Evaluating Training and Development LO25312

From: Swan, Steve R. SETA CONTR (SwanSR@ftknox5-emh3.army.mil)
Date: 09/11/00

Replying to LO25281 --


As a metaphor.....and related to training's impact... when you turn a
smile upside down you get a frown...and vice versa.

Hypothesis: there is a direct and positive relationship between evaluation
cost and the level of evaluation examined.

This hypothesis should be difficult to disprove. Regardless of the
evaluation model used.

As we examine ROI, we must calculate evaluation as part of the
intervention cost and affix it to the evaluation plan (part of the ISD or
design, development, implementation model you use...). That is, the
evaluation (ROI) of an intervention should be viewed in a systemic and
holistic manner. The plan should associate the essential or core
competencies (knowledge, skills and attitudes) and prioritize efforts. In
some cases it might be wholly proper and appropriate to measure at level I
while at another time at level II and so forth. We spend so much of our
time at level I because it is less costly and more appropriate (a greater
amount in the former versus the later). Up front association of evaluation
cost and level to competency need is required.
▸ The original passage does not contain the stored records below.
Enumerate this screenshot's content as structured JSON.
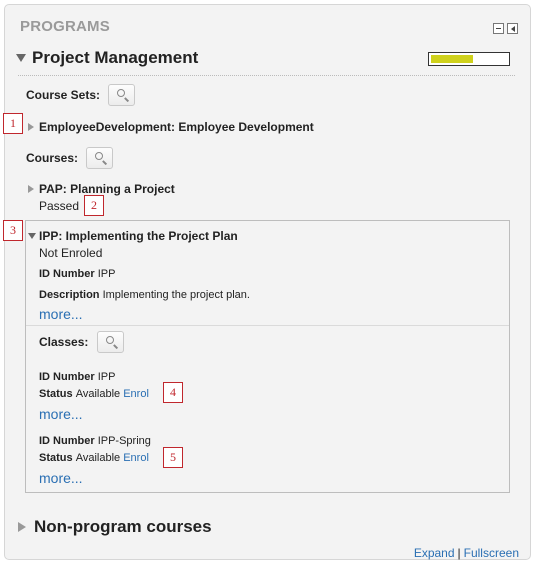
{
  "block": {
    "title": "PROGRAMS",
    "minimize_icon": "minus-icon",
    "dock_icon": "dock-icon"
  },
  "program": {
    "title": "Project Management",
    "progress_fraction": 0.55,
    "progress_color": "#cfd11b",
    "course_sets_label": "Course Sets:",
    "course_set": {
      "title": "EmployeeDevelopment: Employee Development"
    },
    "courses_label": "Courses:",
    "courses": [
      {
        "title": "PAP: Planning a Project",
        "status": "Passed"
      },
      {
        "title": "IPP: Implementing the Project Plan",
        "status": "Not Enroled",
        "id_label": "ID Number",
        "id_value": "IPP",
        "desc_label": "Description",
        "desc_value": "Implementing the project plan.",
        "more": "more...",
        "classes_label": "Classes:",
        "classes": [
          {
            "id_label": "ID Number",
            "id_value": "IPP",
            "status_label": "Status",
            "status_value": "Available",
            "enrol": "Enrol",
            "more": "more..."
          },
          {
            "id_label": "ID Number",
            "id_value": "IPP-Spring",
            "status_label": "Status",
            "status_value": "Available",
            "enrol": "Enrol",
            "more": "more..."
          }
        ]
      }
    ]
  },
  "non_program": {
    "title": "Non-program courses"
  },
  "footer": {
    "expand": "Expand",
    "separator": "|",
    "fullscreen": "Fullscreen"
  },
  "markers": [
    "1",
    "2",
    "3",
    "4",
    "5"
  ],
  "colors": {
    "link": "#2a6fb3",
    "marker": "#c0272d"
  }
}
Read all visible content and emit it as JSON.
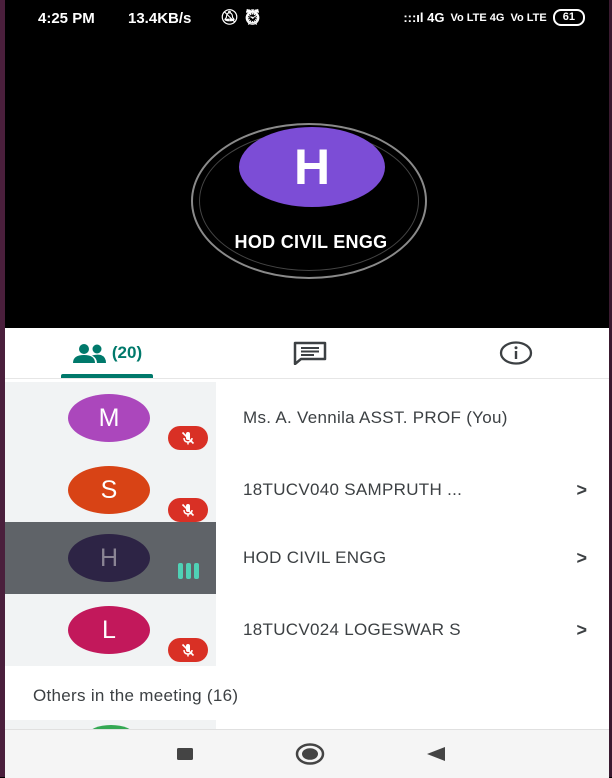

Even in programs where the
evaluation model is well developed and integrated into the design plan,
the evaluation effort (the ROI determination) is reduced or dropped right
out when it comes time to expend the resources. One reason for the ease of
reduction or cost might be that we argue so strongly for higher levels of
evaluation when it they are not needed.

Here might be an example. Cultural awareness in Saudi Arabia. Western
society (U.S., Canada, Europe, etc) people employed in SA must have an
orientation on the cultural aspects of living there. Do's and don'ts. When
one thinks about the importance of this bit of training, it seems
appropriate to evaluate the effectiveness of training at level III or IV.
But like growing more mature and learning public manners, experience and
observation are the most effective teachers. In the "manners" case, you
are taught not to eat with your elbows on the table and you see that
others do not. In SA you are told, as a male, not to cross your legs and
show the sole of your shoe or foot. One might say, ah ha, the observation
is level III and IV. Indeed it is, but that observation didn't cost much
at all. And it cost less if it were not done in a contrived setting, for
the purpose of evaluation -- it was not a formal evaluation. In the class
we ask if the training was enjoyable and if the learner understood the
information (levels I and II). We spend time and money on these two
levels. To many would argue that the unscientific observation at the table
or in the living room does not help evaluate the training. Perhaps not of
an individual person, but it should of a population.

The bottom line seems to be that we don't well articulate the needed or
desired level of evaluation, set against the core competencies and gaps.
We try to measure to much, to rigidly.....with to much rigor.

>and the things I remember learning most from in my life which made the
>biggest difference to who I am and how I deliver I would probably have
>said at the time I did not enjoy .......... so the smile sheet would have
>written them off....
>and smiles for one person are not for another..........


"Swan, Steve R. SETA CONTR" <SwanSR@ftknox5-emh3.army.mil>

Learning-org -- Hosted by Rick Karash <Richard@Karash.com> Public Dialog on Learning Organizations -- <http://www.learning-org.com>

"Learning-org" and the format of our message identifiers (LO1234, etc.) are trademarks of Richard Karash.